=== WHAT NEEDS TO BE DONE ===
Write each line exactly, from the line that holds "Read all visible content and emit it as JSON." through the final line of the material, and no other line.

● ● ●

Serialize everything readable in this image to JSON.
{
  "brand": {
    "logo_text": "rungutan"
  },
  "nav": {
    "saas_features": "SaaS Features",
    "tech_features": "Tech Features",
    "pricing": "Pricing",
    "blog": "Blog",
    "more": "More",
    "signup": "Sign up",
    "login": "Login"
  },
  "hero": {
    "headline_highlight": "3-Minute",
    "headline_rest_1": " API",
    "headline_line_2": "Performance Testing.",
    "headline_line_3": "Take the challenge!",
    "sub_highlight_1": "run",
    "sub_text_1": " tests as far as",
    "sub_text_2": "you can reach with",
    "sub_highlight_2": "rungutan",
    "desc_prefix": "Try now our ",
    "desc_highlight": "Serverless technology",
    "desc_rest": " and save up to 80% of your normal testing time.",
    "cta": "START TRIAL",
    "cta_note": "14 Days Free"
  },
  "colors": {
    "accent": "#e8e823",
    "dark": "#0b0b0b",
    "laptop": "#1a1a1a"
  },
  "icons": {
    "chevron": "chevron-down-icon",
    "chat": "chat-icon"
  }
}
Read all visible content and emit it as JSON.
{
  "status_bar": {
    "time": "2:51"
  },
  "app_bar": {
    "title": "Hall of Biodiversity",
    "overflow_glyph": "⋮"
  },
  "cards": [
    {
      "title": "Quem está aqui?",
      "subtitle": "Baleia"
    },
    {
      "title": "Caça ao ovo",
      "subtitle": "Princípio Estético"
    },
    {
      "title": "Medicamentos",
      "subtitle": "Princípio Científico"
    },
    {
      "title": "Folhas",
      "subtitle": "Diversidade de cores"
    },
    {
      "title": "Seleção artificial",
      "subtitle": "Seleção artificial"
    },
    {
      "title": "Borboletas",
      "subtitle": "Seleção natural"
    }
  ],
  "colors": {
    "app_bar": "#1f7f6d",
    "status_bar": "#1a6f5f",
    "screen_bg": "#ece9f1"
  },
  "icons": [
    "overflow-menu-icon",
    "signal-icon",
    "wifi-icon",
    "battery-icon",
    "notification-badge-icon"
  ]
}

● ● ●

=== SOLUTION TO THIS PROBLEM ===
Read all visible content and emit it as JSON.
{
  "status_bar": {
    "time": "2:51"
  },
  "app_bar": {
    "title": "Hall of Biodiversity",
    "overflow_glyph": "⋮"
  },
  "cards": [
    {
      "title": "Quem está aqui?",
      "subtitle": "Baleia"
    },
    {
      "title": "Caça ao ovo",
      "subtitle": "Princípio Estético"
    },
    {
      "title": "Medicamentos",
      "subtitle": "Princípio Científico"
    },
    {
      "title": "Folhas",
      "subtitle": "Diversidade de cores"
    },
    {
      "title": "Seleção artificial",
      "subtitle": "Seleção artificial"
    },
    {
      "title": "Borboletas",
      "subtitle": "Seleção natural"
    }
  ],
  "colors": {
    "app_bar": "#1f7f6d",
    "status_bar": "#1a6f5f",
    "screen_bg": "#ece9f1"
  },
  "icons": [
    "overflow-menu-icon",
    "signal-icon",
    "wifi-icon",
    "battery-icon",
    "notification-badge-icon"
  ]
}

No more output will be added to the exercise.